The shooting at the Gilroy Garlic Festival has forced law enforcement and those in charge of putting on other major events in the Bay Area to take another look at their security procedures.

On Thursday the Sonoma County Fair in Santa Rosa opens. It is expected to attract hundreds of thousands of people over 11 days.

While work crews were busy setting up at the Sonoma County Fairgrounds, those in charge of security at the fair met again Tuesday to further discuss plans.

The shooting deaths of three people at the Gilroy festival has caused Santa Rosa police to take another look at the fair's security plan.

"The very next day we started having conversations to make sure we address those concerns," said Lt. Rob Nelson of the Santa Rosa Police Department.

The biggest change will be beefing up security around the perimeter of the fairgrounds.

That's because authorities in Gilroy say the gunman cut a hole in a perimeter fence there.

"We are going to modify our operational plan to make sure we pay attention to the perimeter," said Nelson.

Security planning began long before Gilroy.

"It is disappointing and so tragic," said fair CEO Becky Bartling about Gilroy.

"That's why we put so much time and money into security protocols so people feel safer."

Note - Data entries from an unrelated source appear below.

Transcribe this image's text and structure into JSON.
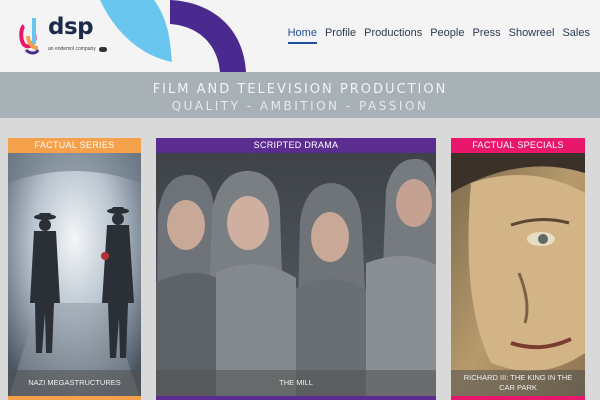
{
  "brand": {
    "name": "dsp",
    "tagline": "an endemol company"
  },
  "nav": {
    "items": [
      {
        "label": "Home",
        "active": true
      },
      {
        "label": "Profile",
        "active": false
      },
      {
        "label": "Productions",
        "active": false
      },
      {
        "label": "People",
        "active": false
      },
      {
        "label": "Press",
        "active": false
      },
      {
        "label": "Showreel",
        "active": false
      },
      {
        "label": "Sales",
        "active": false
      }
    ]
  },
  "banner": {
    "line1": "FILM AND TELEVISION PRODUCTION",
    "line2": "QUALITY  -  AMBITION  -  PASSION"
  },
  "cards": [
    {
      "category": "FACTUAL SERIES",
      "caption": "NAZI MEGASTRUCTURES",
      "color": "#f5a04a"
    },
    {
      "category": "SCRIPTED DRAMA",
      "caption": "THE MILL",
      "color": "#5b2d91"
    },
    {
      "category": "FACTUAL SPECIALS",
      "caption": "RICHARD III: THE KING IN THE CAR PARK",
      "color": "#e8176b"
    }
  ],
  "colors": {
    "nav_active": "#1f4f9a",
    "deco_blue": "#68c6ef",
    "deco_purple": "#4b2a8f"
  }
}
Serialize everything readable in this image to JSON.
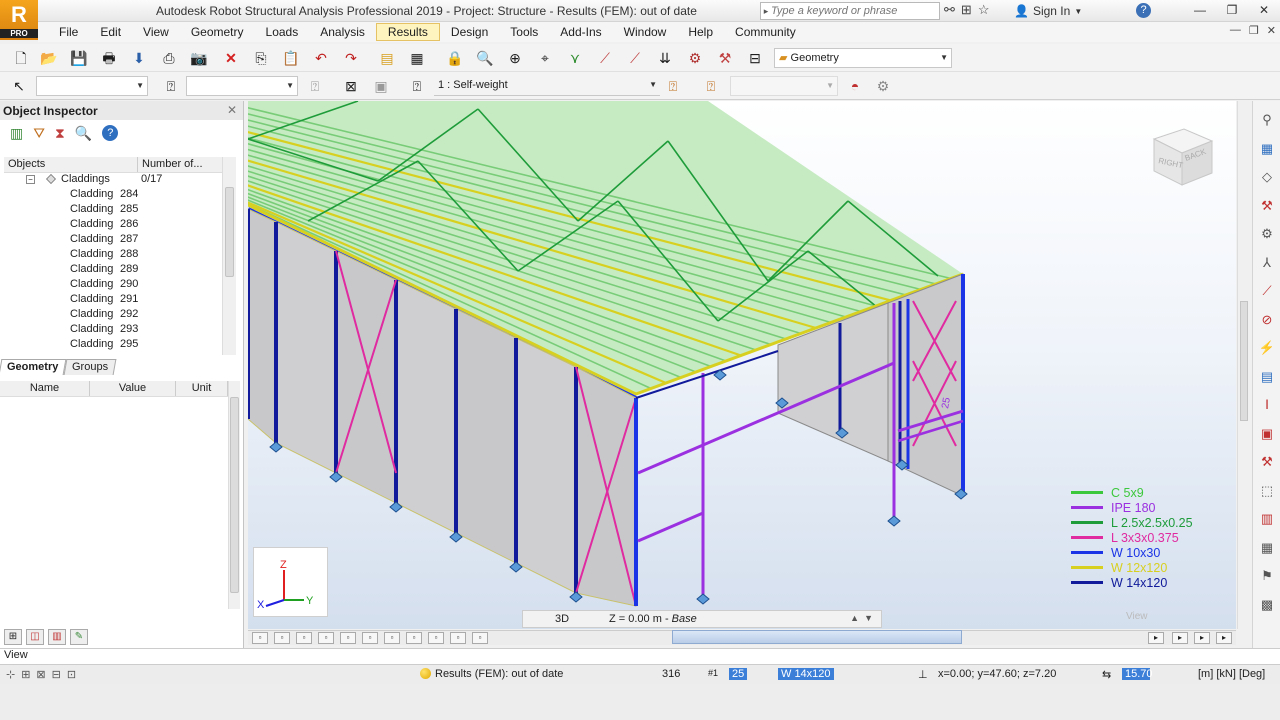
{
  "window": {
    "title": "Autodesk Robot Structural Analysis Professional 2019 - Project: Structure - Results (FEM): out of date",
    "logo_letter": "R",
    "logo_badge": "PRO",
    "search_placeholder": "Type a keyword or phrase",
    "signin": "Sign In"
  },
  "menu": [
    {
      "label": "File"
    },
    {
      "label": "Edit"
    },
    {
      "label": "View"
    },
    {
      "label": "Geometry"
    },
    {
      "label": "Loads"
    },
    {
      "label": "Analysis"
    },
    {
      "label": "Results",
      "active": true
    },
    {
      "label": "Design"
    },
    {
      "label": "Tools"
    },
    {
      "label": "Add-Ins"
    },
    {
      "label": "Window"
    },
    {
      "label": "Help"
    },
    {
      "label": "Community"
    }
  ],
  "toolbar": {
    "layout_combo": "Geometry",
    "load_case_combo": "1 : Self-weight"
  },
  "inspector": {
    "title": "Object Inspector",
    "col_objects": "Objects",
    "col_number": "Number of...",
    "root": {
      "label": "Claddings",
      "count": "0/17"
    },
    "items": [
      {
        "label": "Cladding",
        "num": "284"
      },
      {
        "label": "Cladding",
        "num": "285"
      },
      {
        "label": "Cladding",
        "num": "286"
      },
      {
        "label": "Cladding",
        "num": "287"
      },
      {
        "label": "Cladding",
        "num": "288"
      },
      {
        "label": "Cladding",
        "num": "289"
      },
      {
        "label": "Cladding",
        "num": "290"
      },
      {
        "label": "Cladding",
        "num": "291"
      },
      {
        "label": "Cladding",
        "num": "292"
      },
      {
        "label": "Cladding",
        "num": "293"
      },
      {
        "label": "Cladding",
        "num": "295"
      }
    ],
    "tab_geometry": "Geometry",
    "tab_groups": "Groups",
    "prop_name": "Name",
    "prop_value": "Value",
    "prop_unit": "Unit"
  },
  "viewport": {
    "mode": "3D",
    "level": "Z = 0.00 m - ",
    "level_name": "Base",
    "view_label": "View",
    "cube_right": "RIGHT",
    "cube_back": "BACK",
    "member_label": "25",
    "axis_z": "Z",
    "axis_x": "X",
    "axis_y": "Y"
  },
  "legend": [
    {
      "label": "C 5x9",
      "color": "#3cc83c"
    },
    {
      "label": "IPE 180",
      "color": "#9b30e0"
    },
    {
      "label": "L 2.5x2.5x0.25",
      "color": "#1e9c3a"
    },
    {
      "label": "L 3x3x0.375",
      "color": "#e02aa0"
    },
    {
      "label": "W 10x30",
      "color": "#1a34e6"
    },
    {
      "label": "W 12x120",
      "color": "#d8d020"
    },
    {
      "label": "W 14x120",
      "color": "#101a9a"
    }
  ],
  "statusbar": {
    "cmd_text": "View",
    "results_status": "Results (FEM): out of date",
    "count": "316",
    "member_num": "25",
    "section": "W 14x120",
    "coords": "x=0.00; y=47.60; z=7.20",
    "value_box": "15.70",
    "units": "[m] [kN] [Deg]"
  }
}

Police say they will be visible throughout the fairgrounds, all having undergone active shooter training.

Private security will also be on the grounds 24 hours a day.

Santa Rosa firefighters and paramedics changed its protocols after the Las Vegas mass shooting in 2017.

But this year more firefighters will be present, and they will have medical kits scattered around the fairgrounds to treat potential gunshot victims.

"Tourniquets, bandages. If there are multiple injuries we can triage the level of injuries," said Santa Rosa Assistant Fire Marshall Paul Lowenthal.

But for concessionaires and vendors who will be at the fair every day.

No one we met seemed concerned.

"This is just a public place with an event. The mall is a public place that has events," said vendor Tara Nunley.

One mother of five, who we found in line buying tickets said Gilroy has not forced her to re-consider going.

"You have to live your life and trust everything will be okay. I'm her buying tickets so I'm not that concerned I guess," said Kimberly Graves.